DRAGEN accelerates both the mapping process and variant calling, which can be run independently. This allows users to mix-and-match if a specific variant caller is required. Upstream of the secondary analysis, Edico Genome makes an accelerated BCL2FASTQ tool which greatly improves speed and efficiency while producing identical FASTQs.

How Accurate is DRAGEN?

Figures 2 and 3 demonstrate that DRAGEN’s speed does not come at the expense of accuracy. The newest version of DRAGEN achieves a ~40% reduction in SNP Error rate and ~50% reduction in Indel Error rate. Edico Genome was also recently designated as one of the winners of the precisionFDA Hidden Treasures Challenge.

How to Train Your DRAGEN – New Improvements in DRAGEN V2+

The recent DNAnexus Readshift blog post compared pipeline performance in a number of noisy conditions. After this blog, DNAnexus and Edico Genome discussed improvements based on the findings of Readshift. Edico Genome rapidly iterated several new development versions which we built as DNAnexus Platform apps, evaluated, and discussed with Edico Genome.

These benchmarks are conducted with the same methods as on precisionFDA. Here we use the hg38 reference. For DRAGEN and GATK4 we use hg38 with ALT contigs. For other callers, we use the hg38 reference with decoy sequences, but without ALT contigs.

The labels +0.0 std, +0.5 std, etc… indicate a sample with X standard deviations worse average base quality than baseline. Think of these as progressively harder. (Full details)

Greater Accuracy on PCR Samples

In both the Readshift blog and an earlier DeepVariant blog, we noticed that certain HiSeqX samples caused much worse indel calling performance. We subsequently realized that these samples were the only non PCR-free ones. The use of PCR in samples is required in several cases, e.g. small DNA inputs, as well as new fast and automated-prep Illumina Nextera Flex kits. Strelka2’s strong results suggest that Illumina took special care to consider performance in PCR samples, and that other callers could learn similarly. DRAGEN’s performance now matches Strelka2’s on these samples as leading the pack in  performance for indels on PCR samples (the error mode that dominates in these samples). Improved Robustness Against Low-Quality Reads

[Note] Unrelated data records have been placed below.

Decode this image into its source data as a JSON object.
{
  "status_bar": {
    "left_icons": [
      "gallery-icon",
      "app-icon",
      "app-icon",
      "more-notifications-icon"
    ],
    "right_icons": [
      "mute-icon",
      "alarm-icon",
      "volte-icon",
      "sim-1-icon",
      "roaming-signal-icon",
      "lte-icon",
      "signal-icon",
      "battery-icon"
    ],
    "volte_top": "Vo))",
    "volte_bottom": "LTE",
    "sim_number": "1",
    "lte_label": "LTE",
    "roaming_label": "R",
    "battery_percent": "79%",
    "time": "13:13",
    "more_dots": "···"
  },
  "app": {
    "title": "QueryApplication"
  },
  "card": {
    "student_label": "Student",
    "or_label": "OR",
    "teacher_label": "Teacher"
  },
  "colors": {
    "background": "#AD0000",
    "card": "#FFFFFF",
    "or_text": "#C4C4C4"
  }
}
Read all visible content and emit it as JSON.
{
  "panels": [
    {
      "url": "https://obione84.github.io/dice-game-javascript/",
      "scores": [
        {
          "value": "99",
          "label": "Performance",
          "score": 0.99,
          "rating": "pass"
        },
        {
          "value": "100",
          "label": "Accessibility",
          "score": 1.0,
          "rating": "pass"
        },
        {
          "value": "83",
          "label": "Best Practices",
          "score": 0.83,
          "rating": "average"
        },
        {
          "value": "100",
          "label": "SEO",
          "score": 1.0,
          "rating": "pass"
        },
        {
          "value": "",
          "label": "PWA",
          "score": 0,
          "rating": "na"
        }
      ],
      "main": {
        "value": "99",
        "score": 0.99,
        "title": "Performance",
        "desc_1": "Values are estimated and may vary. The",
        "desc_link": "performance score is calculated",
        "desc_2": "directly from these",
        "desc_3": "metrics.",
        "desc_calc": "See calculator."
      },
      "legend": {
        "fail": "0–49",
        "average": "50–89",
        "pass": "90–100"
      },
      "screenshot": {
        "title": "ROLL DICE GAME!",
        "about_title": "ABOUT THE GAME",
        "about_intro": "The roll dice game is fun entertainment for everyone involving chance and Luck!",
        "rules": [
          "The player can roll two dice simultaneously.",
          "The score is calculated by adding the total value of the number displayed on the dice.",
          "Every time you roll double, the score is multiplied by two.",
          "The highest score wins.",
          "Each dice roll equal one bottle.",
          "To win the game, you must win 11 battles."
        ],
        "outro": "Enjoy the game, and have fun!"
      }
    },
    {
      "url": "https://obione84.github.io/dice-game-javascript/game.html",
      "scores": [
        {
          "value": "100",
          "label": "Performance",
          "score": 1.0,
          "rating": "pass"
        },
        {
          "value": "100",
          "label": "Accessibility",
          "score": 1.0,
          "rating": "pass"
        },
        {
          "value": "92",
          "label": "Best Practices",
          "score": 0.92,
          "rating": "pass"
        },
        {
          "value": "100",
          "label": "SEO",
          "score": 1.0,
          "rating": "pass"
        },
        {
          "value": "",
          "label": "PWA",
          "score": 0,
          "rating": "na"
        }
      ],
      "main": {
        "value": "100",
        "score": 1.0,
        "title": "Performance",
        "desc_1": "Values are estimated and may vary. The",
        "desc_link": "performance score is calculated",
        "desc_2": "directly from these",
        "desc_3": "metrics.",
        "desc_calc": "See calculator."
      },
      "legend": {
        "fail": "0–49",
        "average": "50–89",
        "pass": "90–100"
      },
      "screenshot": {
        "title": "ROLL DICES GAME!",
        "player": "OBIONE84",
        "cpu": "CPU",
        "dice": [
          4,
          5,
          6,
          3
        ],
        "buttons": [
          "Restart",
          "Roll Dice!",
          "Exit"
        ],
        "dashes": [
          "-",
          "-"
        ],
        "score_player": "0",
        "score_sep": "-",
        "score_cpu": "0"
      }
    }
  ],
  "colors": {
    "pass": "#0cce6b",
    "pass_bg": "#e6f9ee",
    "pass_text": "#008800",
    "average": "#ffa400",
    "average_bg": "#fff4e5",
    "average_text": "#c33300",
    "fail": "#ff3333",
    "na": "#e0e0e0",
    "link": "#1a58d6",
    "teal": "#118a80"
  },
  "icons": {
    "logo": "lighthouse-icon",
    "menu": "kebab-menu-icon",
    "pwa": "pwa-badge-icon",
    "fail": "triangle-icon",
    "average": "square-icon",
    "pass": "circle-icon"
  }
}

Readshift’s main focus was to understand how calling performance degrades as the quality of a sequence run decreases. DRAGEN V2+ is not only more accurate, it is also able to resist the effect of lower quality reads up to the most extreme shift of +2.0 std.

* Discussion with Chris Saunders of Illumina indicates that a specific heuristic for SNP calling in Strelka2 may be interacting with Readshift.  We are working to make a version of Readshift which will not trigger this heuristic for a more accurate Strelka2 evaluation.

Faster Runtime on NovaSeq Samples

Readshift identified that low-quality NovaSeq data can lead to dramatically longer runtime (or program crashes). Brad Chapman has completed an excellent investigation into the use of read trimming in somatic calling that may help this and more broadly.

Edico Genome has made improvements to the runtime of DRAGEN on NovaSeq samples across the board, demonstrating the ability to quickly improve for new data types.

However, the relative slowdown in low-quality NovaSeq samples remains. DNAnexus and Edico are continuing discussions on how to improve this issue.

Future Directions

In addition, Edico Genome recently released its new DRAGEN Virtual Long Read Detection (VLRD) Pipeline (Coming Soon to DNAnexus), designed at achieving greater accuracy in segmental duplications than standard variant callers. In this pipeline, Edico Genome leverages the fact that because DRAGEN computes so quickly, they can leverage computationally intensive assembly-based techniques and jointly calling all regions that are similar. We hope to take a deeper investigation into this method (and these difficult, but important, regions of the genome) in a future blog. Based on the responsiveness of Edico in these collaborations, we are quite convinced there will be a:

How to Train your DRAGEN 2

 Edico’s Genome’s DRAGEN is available now as an easy to use app on DNAnexus. To pilot using DRAGEN V2+ on DNAnexus in your workflow, email edico@dnanexus.com.